SO LANCE Armstrong has a date with Oprah Winfrey. And so great is the level of interest and analysis even before the interview takes to the air that the questioner is under as much scrutiny as the subject of her cross-examination.
It is understandable that if Armstrong has reached the point where he has something new to say, he would wish to tell it to someone who has provided a supportive ear in the past.
But unless he is going to tell all, Winfrey will almost certainly stand accused of going easy on the disgraced former Tour de France champion.
This is potentially a massive moment in sport media. If Armstrong decides that he should engage in either apology or confession or perhaps both, he stands on the precipice of even greater ruin than now.
It was presumably Armstrong's people who put the feelers out through unconfirmed media reports last week that he was considering some form of public admission of guilt. It was not an unreasonable strategy to ascertain how the media and the public might react to some sort of deal by which he might be able to resume his sporting career, albeit now in triathlons and marathons.
But it will have to be one hell of a deal as there are a myriad parties involved who have every reason to still be upset with a repentant Armstrong. Just how all of them would be bound to any agreement seems way too complex to even contemplate.
The easy part would be concluding a deal with his primary pursuers, the US Anti- Doping Agency. Co-operation with his destroyers by assisting them with their further inquiries might ease off a lifetime ban and allow Armstrong in two, three or four years to enter official sporting competition once again.
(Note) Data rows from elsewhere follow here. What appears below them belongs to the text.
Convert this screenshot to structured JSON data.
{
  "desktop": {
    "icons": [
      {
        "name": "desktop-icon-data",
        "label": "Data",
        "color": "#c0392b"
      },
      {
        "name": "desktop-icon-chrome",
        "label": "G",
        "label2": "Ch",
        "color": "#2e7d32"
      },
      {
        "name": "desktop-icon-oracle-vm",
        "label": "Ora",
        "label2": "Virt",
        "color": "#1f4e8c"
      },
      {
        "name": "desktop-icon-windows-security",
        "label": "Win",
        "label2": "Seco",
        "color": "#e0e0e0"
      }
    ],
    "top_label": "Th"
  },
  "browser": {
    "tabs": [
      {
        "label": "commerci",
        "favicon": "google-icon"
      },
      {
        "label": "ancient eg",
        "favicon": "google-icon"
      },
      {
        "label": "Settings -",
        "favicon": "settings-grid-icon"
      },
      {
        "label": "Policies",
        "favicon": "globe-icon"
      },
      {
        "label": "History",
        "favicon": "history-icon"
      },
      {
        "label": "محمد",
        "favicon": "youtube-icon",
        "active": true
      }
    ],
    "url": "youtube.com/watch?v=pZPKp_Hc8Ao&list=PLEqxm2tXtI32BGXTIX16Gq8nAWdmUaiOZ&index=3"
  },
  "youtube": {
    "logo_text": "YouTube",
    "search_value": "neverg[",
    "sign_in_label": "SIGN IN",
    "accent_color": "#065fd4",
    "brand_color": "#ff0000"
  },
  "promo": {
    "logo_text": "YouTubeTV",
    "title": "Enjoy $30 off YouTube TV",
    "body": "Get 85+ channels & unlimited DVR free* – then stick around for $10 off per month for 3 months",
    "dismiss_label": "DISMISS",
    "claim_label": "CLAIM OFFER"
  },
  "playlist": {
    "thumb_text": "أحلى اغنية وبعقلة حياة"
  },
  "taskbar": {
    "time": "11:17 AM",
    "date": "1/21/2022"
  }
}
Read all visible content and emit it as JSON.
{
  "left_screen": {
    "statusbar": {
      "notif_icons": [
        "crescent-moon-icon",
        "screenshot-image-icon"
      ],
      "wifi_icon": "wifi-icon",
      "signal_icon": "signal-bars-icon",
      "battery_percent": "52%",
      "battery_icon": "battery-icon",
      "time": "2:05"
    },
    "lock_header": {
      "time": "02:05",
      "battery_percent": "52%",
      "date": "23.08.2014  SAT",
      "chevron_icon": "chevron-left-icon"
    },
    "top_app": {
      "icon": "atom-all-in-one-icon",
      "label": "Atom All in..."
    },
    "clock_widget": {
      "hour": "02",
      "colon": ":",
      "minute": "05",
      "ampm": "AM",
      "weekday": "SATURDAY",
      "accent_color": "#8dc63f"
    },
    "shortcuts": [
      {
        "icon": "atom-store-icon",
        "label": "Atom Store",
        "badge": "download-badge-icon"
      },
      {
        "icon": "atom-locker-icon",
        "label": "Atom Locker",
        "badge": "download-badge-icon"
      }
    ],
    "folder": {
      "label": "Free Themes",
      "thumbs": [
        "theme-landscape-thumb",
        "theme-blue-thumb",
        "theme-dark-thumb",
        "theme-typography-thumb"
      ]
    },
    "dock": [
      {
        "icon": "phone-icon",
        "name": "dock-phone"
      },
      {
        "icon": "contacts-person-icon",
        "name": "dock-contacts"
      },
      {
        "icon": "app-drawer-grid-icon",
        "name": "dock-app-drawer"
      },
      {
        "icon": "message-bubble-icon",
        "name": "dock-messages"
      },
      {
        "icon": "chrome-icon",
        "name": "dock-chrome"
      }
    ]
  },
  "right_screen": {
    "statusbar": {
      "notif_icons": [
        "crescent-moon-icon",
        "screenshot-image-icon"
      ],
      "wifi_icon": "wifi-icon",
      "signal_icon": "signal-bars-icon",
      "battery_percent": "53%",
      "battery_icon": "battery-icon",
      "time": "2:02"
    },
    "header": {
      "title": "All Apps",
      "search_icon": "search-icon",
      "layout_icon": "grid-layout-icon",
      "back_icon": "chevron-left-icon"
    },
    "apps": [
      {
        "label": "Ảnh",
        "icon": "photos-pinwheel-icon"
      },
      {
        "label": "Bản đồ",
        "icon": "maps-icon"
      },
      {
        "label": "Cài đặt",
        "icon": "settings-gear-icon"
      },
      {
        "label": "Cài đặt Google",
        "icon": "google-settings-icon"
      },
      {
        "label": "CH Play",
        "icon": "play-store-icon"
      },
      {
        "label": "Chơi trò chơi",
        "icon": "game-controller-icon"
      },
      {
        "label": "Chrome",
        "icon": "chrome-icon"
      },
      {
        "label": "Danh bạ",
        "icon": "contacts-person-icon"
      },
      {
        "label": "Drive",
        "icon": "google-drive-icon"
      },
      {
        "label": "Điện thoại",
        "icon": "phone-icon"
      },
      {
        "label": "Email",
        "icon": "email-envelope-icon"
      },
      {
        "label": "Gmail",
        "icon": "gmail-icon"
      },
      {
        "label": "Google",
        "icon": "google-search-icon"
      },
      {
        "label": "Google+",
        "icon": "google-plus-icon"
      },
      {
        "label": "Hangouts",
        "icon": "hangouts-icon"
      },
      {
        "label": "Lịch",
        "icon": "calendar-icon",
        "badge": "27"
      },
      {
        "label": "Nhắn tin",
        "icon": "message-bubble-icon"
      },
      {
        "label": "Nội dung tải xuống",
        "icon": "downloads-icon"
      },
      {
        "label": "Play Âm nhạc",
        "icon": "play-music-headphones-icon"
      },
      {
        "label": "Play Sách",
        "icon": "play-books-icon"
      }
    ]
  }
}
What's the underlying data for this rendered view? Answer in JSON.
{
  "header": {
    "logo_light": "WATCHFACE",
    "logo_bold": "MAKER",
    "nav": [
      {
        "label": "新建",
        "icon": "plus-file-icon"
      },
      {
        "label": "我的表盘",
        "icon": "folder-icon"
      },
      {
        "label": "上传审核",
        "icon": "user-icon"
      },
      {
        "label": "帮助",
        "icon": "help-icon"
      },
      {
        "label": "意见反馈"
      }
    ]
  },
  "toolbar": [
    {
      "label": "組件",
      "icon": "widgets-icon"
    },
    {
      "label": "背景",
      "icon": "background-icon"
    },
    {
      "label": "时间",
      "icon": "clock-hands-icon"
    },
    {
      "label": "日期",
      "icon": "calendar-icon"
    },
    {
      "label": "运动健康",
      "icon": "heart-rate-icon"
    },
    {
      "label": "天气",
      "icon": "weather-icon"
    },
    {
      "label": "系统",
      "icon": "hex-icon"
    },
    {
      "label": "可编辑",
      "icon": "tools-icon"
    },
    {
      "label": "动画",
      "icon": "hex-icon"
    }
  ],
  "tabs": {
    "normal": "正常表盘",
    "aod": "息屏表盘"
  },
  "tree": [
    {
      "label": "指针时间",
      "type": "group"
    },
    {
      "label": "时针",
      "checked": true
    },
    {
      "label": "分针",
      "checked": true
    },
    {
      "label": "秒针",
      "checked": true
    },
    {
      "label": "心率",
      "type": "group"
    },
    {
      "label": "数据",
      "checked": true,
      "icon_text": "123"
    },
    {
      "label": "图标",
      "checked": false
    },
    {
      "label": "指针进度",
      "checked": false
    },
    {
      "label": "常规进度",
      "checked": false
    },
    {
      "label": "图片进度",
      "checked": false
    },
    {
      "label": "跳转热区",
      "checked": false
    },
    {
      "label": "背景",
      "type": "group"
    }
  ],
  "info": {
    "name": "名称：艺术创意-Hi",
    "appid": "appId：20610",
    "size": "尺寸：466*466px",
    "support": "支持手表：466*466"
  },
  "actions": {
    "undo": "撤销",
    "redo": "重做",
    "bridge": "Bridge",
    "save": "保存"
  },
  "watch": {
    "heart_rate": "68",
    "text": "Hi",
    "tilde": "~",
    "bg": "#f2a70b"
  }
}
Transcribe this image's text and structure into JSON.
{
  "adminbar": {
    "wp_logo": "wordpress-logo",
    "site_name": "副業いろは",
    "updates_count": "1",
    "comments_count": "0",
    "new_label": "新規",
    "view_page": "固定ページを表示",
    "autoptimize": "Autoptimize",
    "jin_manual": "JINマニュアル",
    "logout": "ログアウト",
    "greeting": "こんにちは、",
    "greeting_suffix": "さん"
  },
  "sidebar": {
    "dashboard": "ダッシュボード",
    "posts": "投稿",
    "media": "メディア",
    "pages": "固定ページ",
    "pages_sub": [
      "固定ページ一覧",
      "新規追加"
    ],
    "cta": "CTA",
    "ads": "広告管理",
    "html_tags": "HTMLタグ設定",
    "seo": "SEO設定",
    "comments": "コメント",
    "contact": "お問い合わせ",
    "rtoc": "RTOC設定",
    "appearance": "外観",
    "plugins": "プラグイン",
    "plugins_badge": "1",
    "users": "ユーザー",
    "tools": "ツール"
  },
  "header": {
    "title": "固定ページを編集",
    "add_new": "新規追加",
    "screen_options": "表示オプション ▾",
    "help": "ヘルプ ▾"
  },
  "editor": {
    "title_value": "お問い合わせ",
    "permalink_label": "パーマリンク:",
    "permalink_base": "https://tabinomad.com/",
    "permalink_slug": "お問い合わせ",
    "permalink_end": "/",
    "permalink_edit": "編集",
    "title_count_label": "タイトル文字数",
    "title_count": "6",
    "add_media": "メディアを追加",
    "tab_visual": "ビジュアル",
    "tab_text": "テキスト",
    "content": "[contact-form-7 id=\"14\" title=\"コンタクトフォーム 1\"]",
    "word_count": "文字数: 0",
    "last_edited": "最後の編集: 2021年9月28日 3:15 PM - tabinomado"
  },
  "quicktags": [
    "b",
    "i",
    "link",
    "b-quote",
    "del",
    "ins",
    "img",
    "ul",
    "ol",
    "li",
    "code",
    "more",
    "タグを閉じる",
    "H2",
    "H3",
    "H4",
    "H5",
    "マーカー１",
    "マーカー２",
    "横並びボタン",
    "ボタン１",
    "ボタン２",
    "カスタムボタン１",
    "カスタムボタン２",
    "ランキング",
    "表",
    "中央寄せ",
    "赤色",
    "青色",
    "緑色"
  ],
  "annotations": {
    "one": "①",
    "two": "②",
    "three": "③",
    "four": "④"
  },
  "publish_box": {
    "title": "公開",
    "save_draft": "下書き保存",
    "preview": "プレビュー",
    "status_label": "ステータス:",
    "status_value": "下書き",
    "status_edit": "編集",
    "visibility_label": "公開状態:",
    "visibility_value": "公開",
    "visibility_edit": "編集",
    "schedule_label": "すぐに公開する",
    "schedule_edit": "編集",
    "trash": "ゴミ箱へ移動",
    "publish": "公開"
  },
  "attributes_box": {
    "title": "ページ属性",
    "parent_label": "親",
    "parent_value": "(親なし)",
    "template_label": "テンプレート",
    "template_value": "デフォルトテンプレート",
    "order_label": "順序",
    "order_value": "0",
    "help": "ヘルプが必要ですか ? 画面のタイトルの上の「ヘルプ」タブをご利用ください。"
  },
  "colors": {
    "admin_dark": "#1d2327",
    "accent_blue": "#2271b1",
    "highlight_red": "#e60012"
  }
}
But given what USADA has found out in its quest to hunt Armstrong down, is there anything that he could tell it that it doesn't already know?
And given that he has had countless opportunities to come clean over a long period of time, would he be entitled to such concessions in any case, even if he were able to come up with something new?
Then there is the question of how his own sports world governing body, the UCI, might react, given that it has banned him for life and stripped him of all his former glories. Already into its own wide-reaching inquiry and under enormous pressure to do something more about the darker periods of the past, why would it cut any slack to its most infamous bad boy?
Unless it reduces his penalty, its fellow international bodies will be expected to respect the lifetime ban, irrespective of what USADA might be inclined to do.
But the biggest issues for a confessing Armstrong are a potential jail term for lying under oath - the fate that befell Marion Jones - and the likelihood of financial ruin as the US government and a wide range of sponsors seek recovery of the dollars that they would consider him to have defrauded.
And waiting at the end of the line are the millions of people around the world who were inspired by his story and who will now simply want to know why.
It is doubtful that many of them will accept any simple excuse that he had no choice because that was the way of the peloton of the time.
They will want something much more because Armstrong set himself apart and challenged each of them to believe that he was different.
Such are the implications of his potential revelations that there is every chance that Armstrong's chat with Oprah will be a massive fizzer.
If it's not, it will be one of the great ratings winners of all time.